Dataset records
==============================

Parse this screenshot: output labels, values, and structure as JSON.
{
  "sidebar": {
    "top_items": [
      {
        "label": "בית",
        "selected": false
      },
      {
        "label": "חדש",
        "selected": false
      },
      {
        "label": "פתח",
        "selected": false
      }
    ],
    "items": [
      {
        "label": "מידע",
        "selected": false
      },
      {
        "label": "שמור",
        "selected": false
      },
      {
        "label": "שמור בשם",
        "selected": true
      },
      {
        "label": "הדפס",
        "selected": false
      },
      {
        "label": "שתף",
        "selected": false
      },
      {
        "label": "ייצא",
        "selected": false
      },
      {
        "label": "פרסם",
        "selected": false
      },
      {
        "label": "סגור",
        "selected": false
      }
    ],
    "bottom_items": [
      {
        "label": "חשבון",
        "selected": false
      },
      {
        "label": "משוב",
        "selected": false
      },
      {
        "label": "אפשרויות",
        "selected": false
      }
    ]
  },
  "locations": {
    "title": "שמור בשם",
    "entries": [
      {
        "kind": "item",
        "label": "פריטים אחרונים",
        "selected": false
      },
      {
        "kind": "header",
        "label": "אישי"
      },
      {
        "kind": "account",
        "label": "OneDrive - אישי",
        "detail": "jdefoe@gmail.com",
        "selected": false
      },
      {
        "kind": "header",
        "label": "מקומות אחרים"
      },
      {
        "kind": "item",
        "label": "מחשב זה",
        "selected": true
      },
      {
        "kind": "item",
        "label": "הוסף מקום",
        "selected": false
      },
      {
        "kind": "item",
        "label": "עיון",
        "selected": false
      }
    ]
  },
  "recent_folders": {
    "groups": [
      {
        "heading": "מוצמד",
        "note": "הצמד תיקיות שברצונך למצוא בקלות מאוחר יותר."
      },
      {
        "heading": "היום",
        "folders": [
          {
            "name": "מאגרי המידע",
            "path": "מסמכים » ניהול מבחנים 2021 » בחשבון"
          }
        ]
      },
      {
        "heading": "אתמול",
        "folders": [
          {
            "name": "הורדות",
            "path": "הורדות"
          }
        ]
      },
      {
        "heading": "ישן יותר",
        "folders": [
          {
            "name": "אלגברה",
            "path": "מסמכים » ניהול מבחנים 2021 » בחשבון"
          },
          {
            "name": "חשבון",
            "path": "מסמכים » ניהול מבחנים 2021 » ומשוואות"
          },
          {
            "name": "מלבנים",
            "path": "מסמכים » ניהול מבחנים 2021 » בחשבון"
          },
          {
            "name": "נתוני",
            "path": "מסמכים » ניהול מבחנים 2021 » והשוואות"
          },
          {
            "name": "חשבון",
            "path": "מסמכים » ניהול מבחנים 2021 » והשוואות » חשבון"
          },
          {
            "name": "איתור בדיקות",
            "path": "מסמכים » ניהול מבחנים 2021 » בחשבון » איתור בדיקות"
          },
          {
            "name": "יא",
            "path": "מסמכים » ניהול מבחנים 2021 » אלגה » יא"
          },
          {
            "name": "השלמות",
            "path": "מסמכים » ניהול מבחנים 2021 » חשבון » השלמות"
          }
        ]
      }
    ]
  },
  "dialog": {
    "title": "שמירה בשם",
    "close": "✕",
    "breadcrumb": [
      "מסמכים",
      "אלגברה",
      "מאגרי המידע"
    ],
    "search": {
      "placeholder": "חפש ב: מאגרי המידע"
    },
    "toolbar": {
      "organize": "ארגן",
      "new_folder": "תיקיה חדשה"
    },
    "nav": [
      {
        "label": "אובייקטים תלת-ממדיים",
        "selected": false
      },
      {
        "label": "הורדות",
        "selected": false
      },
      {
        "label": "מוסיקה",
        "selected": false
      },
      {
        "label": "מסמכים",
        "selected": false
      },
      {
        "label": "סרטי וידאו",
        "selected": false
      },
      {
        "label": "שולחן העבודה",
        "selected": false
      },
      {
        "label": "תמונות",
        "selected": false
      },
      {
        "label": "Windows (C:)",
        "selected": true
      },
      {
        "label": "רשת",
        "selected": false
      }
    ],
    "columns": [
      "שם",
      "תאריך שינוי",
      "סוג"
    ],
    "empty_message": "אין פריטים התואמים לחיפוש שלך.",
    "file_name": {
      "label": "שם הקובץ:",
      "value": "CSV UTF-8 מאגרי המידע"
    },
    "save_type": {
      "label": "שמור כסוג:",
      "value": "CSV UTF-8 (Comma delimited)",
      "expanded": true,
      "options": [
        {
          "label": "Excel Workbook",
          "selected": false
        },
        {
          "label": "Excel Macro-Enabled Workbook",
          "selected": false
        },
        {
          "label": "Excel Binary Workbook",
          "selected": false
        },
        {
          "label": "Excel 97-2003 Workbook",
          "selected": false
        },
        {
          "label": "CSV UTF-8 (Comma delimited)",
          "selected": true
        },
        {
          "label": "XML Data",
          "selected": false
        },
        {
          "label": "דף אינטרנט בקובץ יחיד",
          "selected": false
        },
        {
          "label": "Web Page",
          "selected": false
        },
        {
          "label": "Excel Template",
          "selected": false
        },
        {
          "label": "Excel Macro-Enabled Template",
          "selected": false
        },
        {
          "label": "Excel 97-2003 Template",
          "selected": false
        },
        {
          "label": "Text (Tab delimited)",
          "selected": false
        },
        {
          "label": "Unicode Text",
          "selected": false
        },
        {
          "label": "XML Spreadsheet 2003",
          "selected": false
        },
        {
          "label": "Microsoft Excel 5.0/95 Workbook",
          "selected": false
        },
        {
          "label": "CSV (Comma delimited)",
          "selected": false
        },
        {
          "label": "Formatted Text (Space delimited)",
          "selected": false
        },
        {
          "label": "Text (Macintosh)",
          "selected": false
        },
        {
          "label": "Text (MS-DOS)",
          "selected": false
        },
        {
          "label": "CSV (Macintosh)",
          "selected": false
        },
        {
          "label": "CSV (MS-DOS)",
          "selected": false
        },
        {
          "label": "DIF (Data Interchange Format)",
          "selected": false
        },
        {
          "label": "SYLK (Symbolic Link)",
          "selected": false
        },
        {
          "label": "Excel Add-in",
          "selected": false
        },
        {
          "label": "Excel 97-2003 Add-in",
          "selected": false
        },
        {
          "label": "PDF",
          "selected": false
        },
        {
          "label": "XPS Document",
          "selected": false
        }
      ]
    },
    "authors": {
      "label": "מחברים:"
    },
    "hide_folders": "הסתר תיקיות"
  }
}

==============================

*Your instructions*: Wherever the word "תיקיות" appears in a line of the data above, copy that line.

*Exercise response*:
        "note": "הצמד תיקיות שברצונך למצוא בקלות מאוחר יותר."
    "hide_folders": "הסתר תיקיות"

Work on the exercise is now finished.